Andrew Yang is Right about How to Fight Anti-Asian Hate Crime | Opinion

Andrew Yang—the businessman, 2020 presidential contender, universal basic income advocate and current frontrunner to be the next mayor of New York City—ignited controversy once again on Sunday when he told a crowd of supporters he would fight a recent surge of crimes against Asian New Yorkers by fully funding the NYPD's Asian Hate Crimes Task Force.

The promise elicited cheers, but also boos and chants of "defund the police," as Yang waded into one of the most contentious issues in city politics. To his credit, Yang did not back down: "I know that there are people that are very passionate about this, but the fact is when someone gets stabbed, you need the police to follow up. That person should not be on the streets."

A spate of high-profile crimes against Asian Americans—including last week's horrific murder of eight people, six of them Asian women, at three Atlanta-area massage parlors—has followed last year's 145 percent increase in anti-Asian hate crimes across major cities. In New York City, the NYPD has counted 10 possible incidents so far this year, including public assaults and threatening comments.

Yang is right. The best way to stop these crimes, no matter what motivated them, is to bolster police forces and prosecute offenders to the fullest extent of the law. The outrage his argument elicited is just another sign of the absurdity of the movement to "defund" the police—a movement that has already had deadly consequences not just for Asian Americans, but for Americans of all creeds and colors.

Some activists have tried to downplay the problem, blaming the surge in crimes on former president Donald Trump's year-old labeling of the coronavirus as "the China flu" and use of other derogatory terms. Some have called for offenders to attend "anti-racism classes" instead of going to jail. Asian Americans Advancing Justice CEO John C. Yang told NBC that more cops on the streets could do more harm than good, insisting that "an increased police presence isn't necessarily going to solve the problem."

That's exactly wrong. These offenses are precisely the sort of street violence a cop on the beat is best able to deter. Shoving attacks and daylight robberies, which have plagued Asian communities in Oakland and San Francisco, are the sort of public offenses that, decades of research have told us, police are effective at stopping.

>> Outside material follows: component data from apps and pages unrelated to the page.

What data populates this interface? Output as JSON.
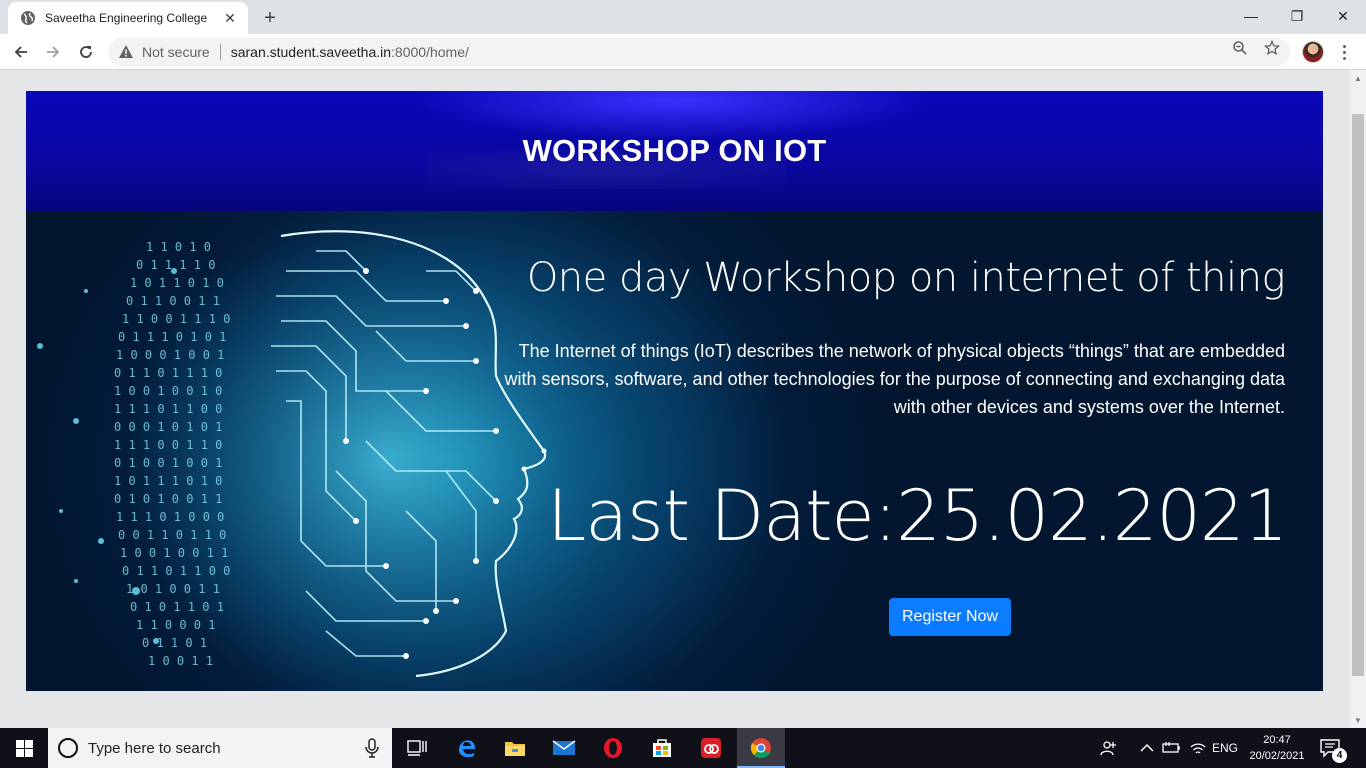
{
  "browser": {
    "tab_title": "Saveetha Engineering College",
    "tab_close": "✕",
    "new_tab": "+",
    "window_controls": {
      "minimize": "—",
      "restore": "❐",
      "close": "✕"
    },
    "security_label": "Not secure",
    "url_host": "saran.student.saveetha.in",
    "url_rest": ":8000/home/"
  },
  "page": {
    "banner_title": "WORKSHOP ON IOT",
    "hero_heading": "One day Workshop on internet of thing",
    "hero_description": "The Internet of things (IoT) describes the network of physical objects “things” that are embedded with sensors, software, and other technologies for the purpose of connecting and exchanging data with other devices and systems over the Internet.",
    "last_date": "Last Date:25.02.2021",
    "register_button": "Register Now"
  },
  "taskbar": {
    "search_placeholder": "Type here to search",
    "language": "ENG",
    "time": "20:47",
    "date": "20/02/2021",
    "notification_count": "4"
  },
  "colors": {
    "banner_blue": "#0a07b8",
    "hero_dark": "#021630",
    "button_blue": "#0b7cff"
  }
}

anti-Asian hate crime protest
People protest hate crimes committed against Asian
-American and Pacific Islander communities ahead of a car caravan in Koreatown on March 19, 2021 in Los Angeles, California. Asian communities in the U.S. have been shaken by recent racist attacks and a series of shootings at spas in the Atlanta area that left eight people dead, including six Asian women. Mario Tama/Getty Images

It's therefore little surprise that a crime wave is hitting Asian communities, as city officials slash police budgets and stand down units. In New York, Mayor Bill de Blasio disbanded a key plainclothes unit and slashed the NYPD's budget by nearly half a billion dollars. In Oakland, where Asian residents are afraid to go outside, the city is working to cut its police budget in half over the next two years. Mass officer resignations last year, driven by public officials' open hostility to cops, can't have helped matters.

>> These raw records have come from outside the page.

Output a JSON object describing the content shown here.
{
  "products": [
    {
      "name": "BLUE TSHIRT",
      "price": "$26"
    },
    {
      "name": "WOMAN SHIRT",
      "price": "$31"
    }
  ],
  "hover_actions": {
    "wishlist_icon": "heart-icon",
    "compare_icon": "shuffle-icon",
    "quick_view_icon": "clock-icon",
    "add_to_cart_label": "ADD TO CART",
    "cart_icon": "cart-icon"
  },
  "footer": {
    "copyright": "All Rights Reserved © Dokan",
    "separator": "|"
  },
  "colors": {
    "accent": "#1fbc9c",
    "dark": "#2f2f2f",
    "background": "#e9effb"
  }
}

These decisions haven't just endangered Asian citizens. Last year saw huge surges in domestic violence, car theft, shootings, assaults and likely the largest homicide spike on record. These killings disproportionately victimize black Americans—the very people that defunding advocates claim to be helping. The violence shows every sign of persisting into 2021; in fact, the terror now sweeping Asian communities is likely part of this larger crime wave.

Such statistics reveal the absurdity of proposals to replace the police with "violence interrupters" and social workers. Yang put it best: "This is not an issue that you can have volunteers addressing. If crime against a community goes up 900 percent, you don't say, 'Oh we'll let volunteers take care of that'—you dedicate resources until that problem feels like it is going down and not up."

Yang is known for far-out ideas, and some of his public safety proposals—like appointing an NYPD commissioner without a law-enforcement background—miss the mark. But when it comes to attacks against Asian New Yorkers, he's absolutely right.

Bigotry, including against Asian Americans, is a real and pressing problem, and leaders should forcefully condemn it. But changing minds takes time, and "anti-racism classes" for offenders are no solution for elderly citizens afraid to leave their homes. What works is putting cops on the street to keep the peace. Yang seems to get that; hopefully other city leaders will follow his example.

Charles Fain Lehman is a fellow at the Manhattan Institute, working primarily on the Policing and Public Safety Initiative, and a contributing editor of City Journal.

The views expressed in this article are the writer's own.